    Western theorists have likewise been fascinated...

  8. Chapter 3 Feminist Misogyny? or How I Learned to Hate My Body
    (pp. 77-96)

    In chapter 2, we saw the importance of the masculine gaze in disciplining women to behave as “appropriately” feminine subjects. While such discipline implies a negative form of reinforcement of gender norms, it is nevertheless clear that in other stories, the desire for positive validation by the men in one’s life is equally important in rendering women complicit with social constructions of femininity. In this chapter, we will examine three stories that detail the bond between a female protagonist and her male lover or mentor, underscoring the ways male chauvinism or misogyny is internalized and reproduced by the women themselves...

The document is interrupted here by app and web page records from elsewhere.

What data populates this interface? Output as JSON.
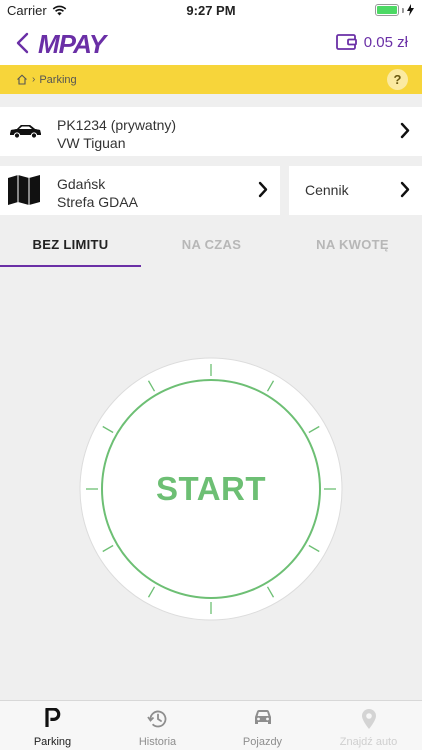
{
  "status": {
    "carrier": "Carrier",
    "time": "9:27 PM"
  },
  "header": {
    "logo": "MPAY",
    "balance": "0.05 zł"
  },
  "breadcrumb": {
    "current": "Parking",
    "help": "?"
  },
  "vehicle": {
    "plate": "PK1234 (prywatny)",
    "model": "VW Tiguan"
  },
  "zone": {
    "city": "Gdańsk",
    "name": "Strefa GDAA"
  },
  "tariff": {
    "label": "Cennik"
  },
  "tabs": [
    {
      "label": "BEZ LIMITU",
      "active": true
    },
    {
      "label": "NA CZAS",
      "active": false
    },
    {
      "label": "NA KWOTĘ",
      "active": false
    }
  ],
  "start": {
    "label": "START"
  },
  "tabbar": [
    {
      "label": "Parking",
      "icon": "parking-icon",
      "state": "active"
    },
    {
      "label": "Historia",
      "icon": "history-icon",
      "state": "normal"
    },
    {
      "label": "Pojazdy",
      "icon": "car-icon",
      "state": "normal"
    },
    {
      "label": "Znajdź auto",
      "icon": "location-pin-icon",
      "state": "disabled"
    }
  ],
  "colors": {
    "brand": "#6a2fa6",
    "accent_bar": "#f7d53a",
    "start_green": "#6dbf74"
  }
}
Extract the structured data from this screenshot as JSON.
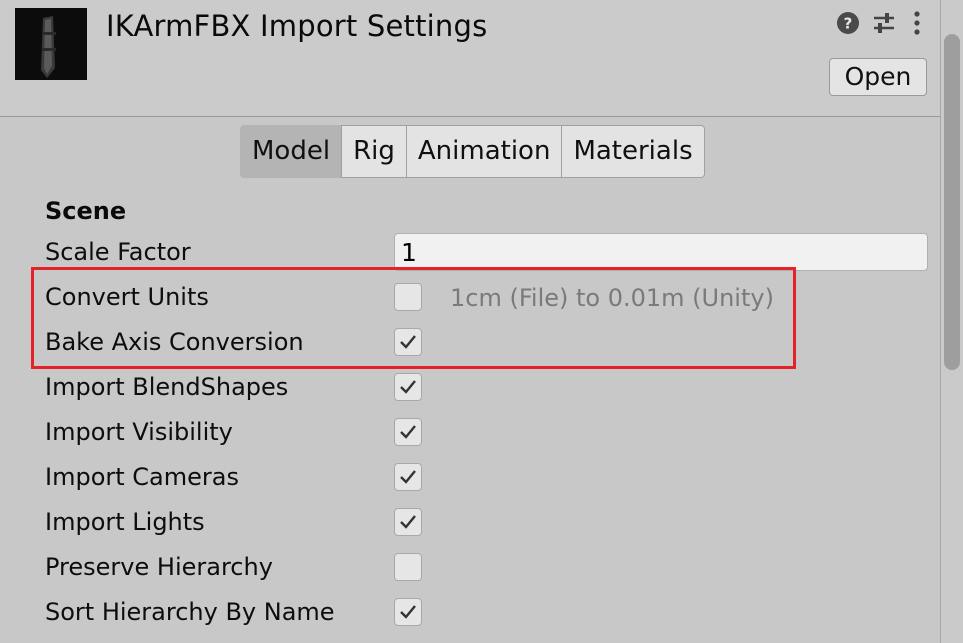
{
  "header": {
    "title": "IKArmFBX Import Settings",
    "open_label": "Open",
    "icons": [
      "help-icon",
      "preset-sliders-icon",
      "more-vert-icon"
    ]
  },
  "tabs": [
    {
      "label": "Model",
      "active": true
    },
    {
      "label": "Rig",
      "active": false
    },
    {
      "label": "Animation",
      "active": false
    },
    {
      "label": "Materials",
      "active": false
    }
  ],
  "scene": {
    "section_title": "Scene",
    "scale_factor_label": "Scale Factor",
    "scale_factor_value": "1",
    "convert_units_label": "Convert Units",
    "convert_units_hint": "1cm (File) to 0.01m (Unity)",
    "rows": [
      {
        "label": "Convert Units",
        "checked": false
      },
      {
        "label": "Bake Axis Conversion",
        "checked": true
      },
      {
        "label": "Import BlendShapes",
        "checked": true
      },
      {
        "label": "Import Visibility",
        "checked": true
      },
      {
        "label": "Import Cameras",
        "checked": true
      },
      {
        "label": "Import Lights",
        "checked": true
      },
      {
        "label": "Preserve Hierarchy",
        "checked": false
      },
      {
        "label": "Sort Hierarchy By Name",
        "checked": true
      }
    ]
  },
  "colors": {
    "highlight": "#e3222a",
    "background": "#c8c8c8",
    "active_tab": "#b4b4b4"
  }
}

  9. Chapter 4 Odd Bodies
    (pp. 97-126)

    As noted in the previous two chapters, women in the texts we have analyzed so far can be said to be held accountable to norms of femininity, whether they identify with such constructions or not, based solely on the fact that they inhabit female bodies. These norms are repeatedly instilled by a masculine disciplinary gaze that continually reminds women to “behave themselves” according to societal expectations. Women are thus taught to embody and perform femininity so that men can define themselves as masculine, according to gendered binaries that render these two terms opposite and mutually exclusive. Masculinity can therefore be...

  10. Chapter 5 The Body of the Other Woman
    (pp. 127-152)

    In previous chapters, we have explored the ways Kōno, Takahashi, and Kurahashi used literature as a means of exposing, critiquing, and then subverting binary models of gender that sought to confine women within restrictive stereotypes of femininity. In chapter 4, we saw that this binary structure is problematic in part because it is predicated on a logic of “sexual indifference.” In other words, this model of gender difference is able to conceptualize femininity only as masculinity’s logical opposite so that women are assumed to embody only those qualities that men lack (or disavow as “unmasculine”). Aside from the psychological violence...

  11. Conclusion: Power, Violence, and Language in the Age of High Economic Growth
    (pp. 153-168)

    Gender, as envisioned by the Japanese women writers of fiction addressed in this study, is a form of power that disciplines bodies to produce certain types of behaviors and desires that are seen as advantageous to national and societal goals. In the 1960s, the goal was economic growth, and properly gendered bodies facilitated this project through total devotion either to the world of work outside the home or to roles that were supportive of such work, such as domestic labor. When bodies failed to produce the requisite behaviors and desires, “gender trouble” ensued, which threatened not only the binary model...

  12. Notes
    (pp. 169-184)
  13. Works Cited
    (pp. 185-192)
  14. Index
    (pp. 193-200)
  15. Back Matter
    (pp. 201-206)